Someone else bought the house.
Thursday, October 23, 2008
Over the past few weeks I’ve sensed this mounting irritability, a deep-rooted feeling of being unsettled. There’s angst, a bit of woe, and a good amount of fear. It’s getting worse as we get closer.
Do you feel it?
McCain’s latest trick, the “Joe the Plumber Tour” that he’s kicked off in
Where is the Joe the Teacher tour?
Never has it been more important to think. Never has it been more important to vote.
Wednesday, October 22, 2008
I went for a walk this morning and while my hair was being whipped into a bird's nest, some good ideas came swirling in. Wind does that to me - somehow warm gusts always open up new possibilities and blow in new perspective on old issues. Got to write them down before they blow away again...
Monday, October 20, 2008
I know several people (Davis, Sarah Frances, Miles, Eve) who are both writers and artists and I wonder what their take is on this. Does writing mostly tap in to the intuitive side of the brain (as art does) or the linear side of the brain (as science does)? Or both simultaneously?
My sister and I were raised by two people who were not in the arts, but very early she emerged as an artist and I, a writer. If asked to draw or paint, I literally feel like I've stroked out and am unable to tell my hand what to do; I just don't know how to translate what I see into something on paper unless I'm using words. My sister has the opposite problem.
It's fascinating, really. Thoughts?
Bonus question: Art brain and writer brain meet for a cage fight. Who wins?
Sunday, October 19, 2008
Proof that friendship can overcome anything...including powder blue dye-to-match shoes.
Saturday, October 18, 2008
Davis and Peggy-Sorry to throw you under the bus.
Christine Marie Gersich
Ashland Senior High class of 1984
To get my "mall bangs" that poufy and my side rolls just right I used a round hairbrush the size of a kielbasa and a LOT of Aqua Net. I'd like to say I've made a radical departure from this look, but if you glance at my blog photo you'll see that in nearly 25 years I haven't made a whole lot of progress in hairstyle or makeup scheme. (Although a friend did finally pry the Lancome Electric Blue Eyeliner from my hands in 1989. But hey, I gave it a good run.)
As John Cougar Mellencamp said so profoundly: Hold on to 16 as long as you can/Changes comin round real soon make us women and men...
Friday, October 17, 2008
My least favorite word: rag.
What words do you adore and despise?
For a fun list of some you may not have heard of, see this BBC article.
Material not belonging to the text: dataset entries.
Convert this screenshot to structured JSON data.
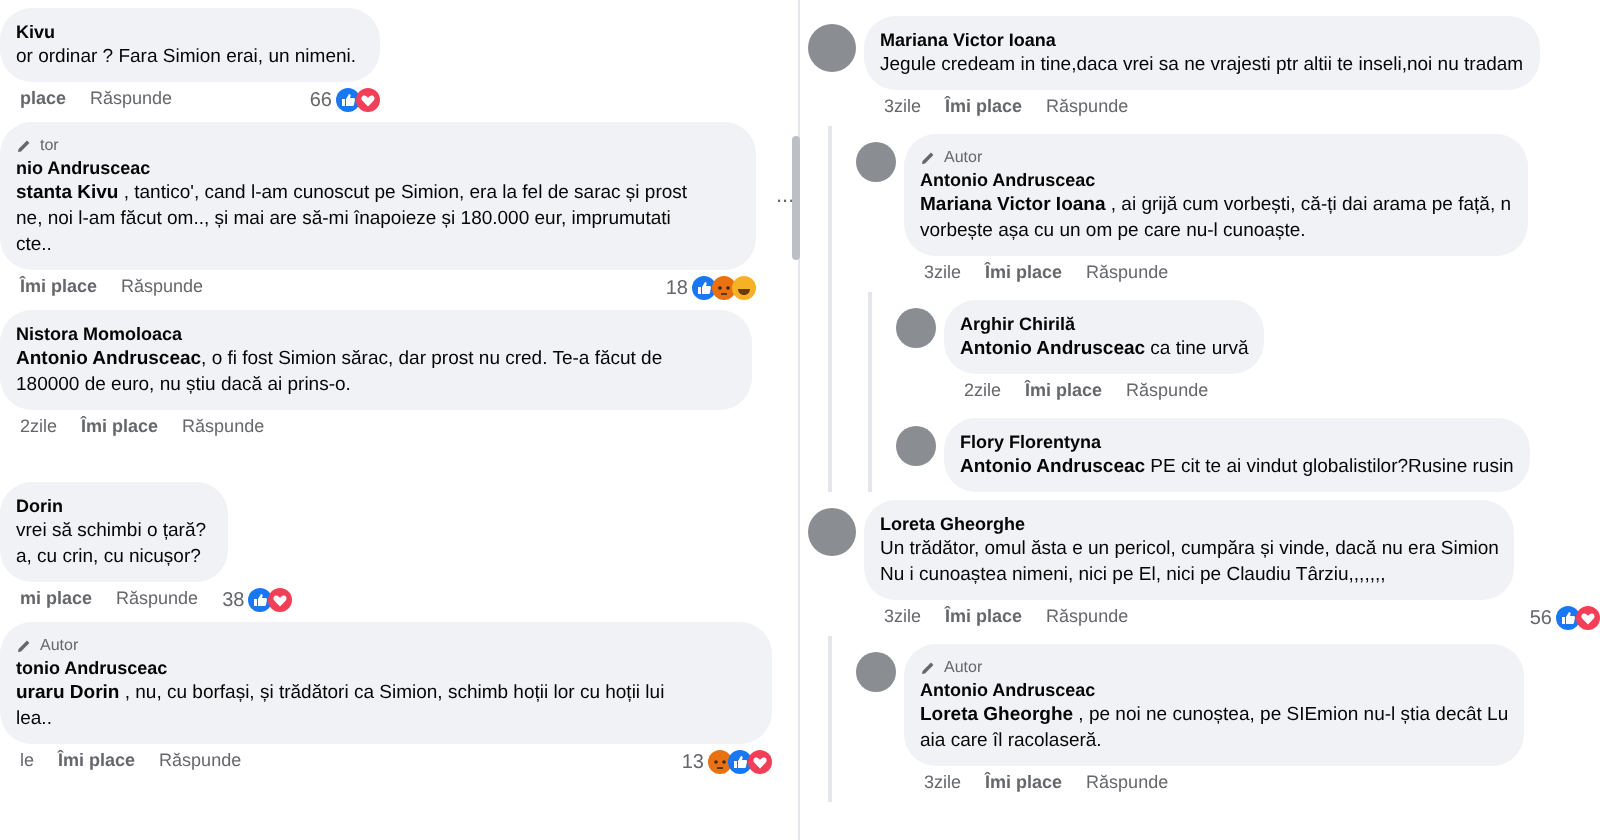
{
  "left_panel": {
    "comments": [
      {
        "name": "Kivu",
        "lines": [
          "or ordinar ? Fara Simion erai, un nimeni."
        ],
        "like_label": "place",
        "reply_label": "Răspunde",
        "count": "66",
        "reactions": [
          {
            "kind": "like"
          },
          {
            "kind": "love"
          }
        ]
      },
      {
        "author_label": "tor",
        "name": "nio Andrusceac",
        "lines": [
          "**stanta Kivu** , tantico', cand l-am cunoscut pe Simion, era la fel de sarac și prost",
          "ne, noi l-am făcut om.., și mai are să-mi înapoieze și 180.000 eur, imprumutati",
          "cte.."
        ],
        "like_label": "Îmi place",
        "reply_label": "Răspunde",
        "count": "18",
        "reactions": [
          {
            "kind": "like"
          },
          {
            "kind": "angry"
          },
          {
            "kind": "haha"
          }
        ],
        "more": "..."
      },
      {
        "name": "Nistora Momoloaca",
        "lines": [
          "**Antonio Andrusceac**, o fi fost Simion sărac, dar prost nu cred. Te-a făcut de",
          "180000 de euro, nu știu dacă ai prins-o."
        ],
        "time": "2zile",
        "like_label": "Îmi place",
        "reply_label": "Răspunde"
      },
      {
        "name": "Dorin",
        "lines": [
          "vrei să schimbi o țară?",
          "a, cu crin, cu nicușor?"
        ],
        "like_label": "mi place",
        "reply_label": "Răspunde",
        "count": "38",
        "reactions": [
          {
            "kind": "like"
          },
          {
            "kind": "love"
          }
        ]
      },
      {
        "author_label": "Autor",
        "name": "tonio Andrusceac",
        "lines": [
          "**uraru Dorin** , nu, cu borfași, și trădători ca Simion, schimb hoții lor cu hoții lui",
          "lea.."
        ],
        "time": "le",
        "like_label": "Îmi place",
        "reply_label": "Răspunde",
        "count": "13",
        "reactions": [
          {
            "kind": "angry"
          },
          {
            "kind": "like"
          },
          {
            "kind": "love"
          }
        ]
      }
    ]
  },
  "right_panel": {
    "comments": [
      {
        "name": "Mariana Victor Ioana",
        "lines": [
          "Jegule credeam in tine,daca vrei sa ne vrajesti ptr altii te inseli,noi nu tradam"
        ],
        "time": "3zile",
        "like_label": "Îmi place",
        "reply_label": "Răspunde",
        "children": [
          {
            "author_label": "Autor",
            "name": "Antonio Andrusceac",
            "lines": [
              "**Mariana Victor Ioana** , ai grijă cum vorbești, că-ți dai arama pe față, n",
              "vorbește așa cu un om pe care nu-l cunoaște."
            ],
            "time": "3zile",
            "like_label": "Îmi place",
            "reply_label": "Răspunde",
            "children": [
              {
                "name": "Arghir Chirilă",
                "lines": [
                  "**Antonio Andrusceac** ca tine urvă"
                ],
                "time": "2zile",
                "like_label": "Îmi place",
                "reply_label": "Răspunde"
              },
              {
                "name": "Flory Florentyna",
                "lines": [
                  "**Antonio Andrusceac** PE cit te ai vindut globalistilor?Rusine rusin"
                ]
              }
            ]
          }
        ]
      },
      {
        "name": "Loreta Gheorghe",
        "lines": [
          "Un trădător, omul ăsta e un pericol, cumpăra și vinde, dacă nu era Simion",
          "Nu i cunoaștea nimeni, nici pe El, nici pe Claudiu Târziu,,,,,,,"
        ],
        "time": "3zile",
        "like_label": "Îmi place",
        "reply_label": "Răspunde",
        "count": "56",
        "reactions": [
          {
            "kind": "like"
          },
          {
            "kind": "love"
          }
        ],
        "children": [
          {
            "author_label": "Autor",
            "name": "Antonio Andrusceac",
            "lines": [
              "**Loreta Gheorghe** , pe noi ne cunoștea, pe SIEmion nu-l știa decât Lu",
              "aia care îl racolaseră."
            ],
            "time": "3zile",
            "like_label": "Îmi place",
            "reply_label": "Răspunde"
          }
        ]
      }
    ]
  }
}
I didn't know that the smell of rain was called petrichor. Lovely, isn't it?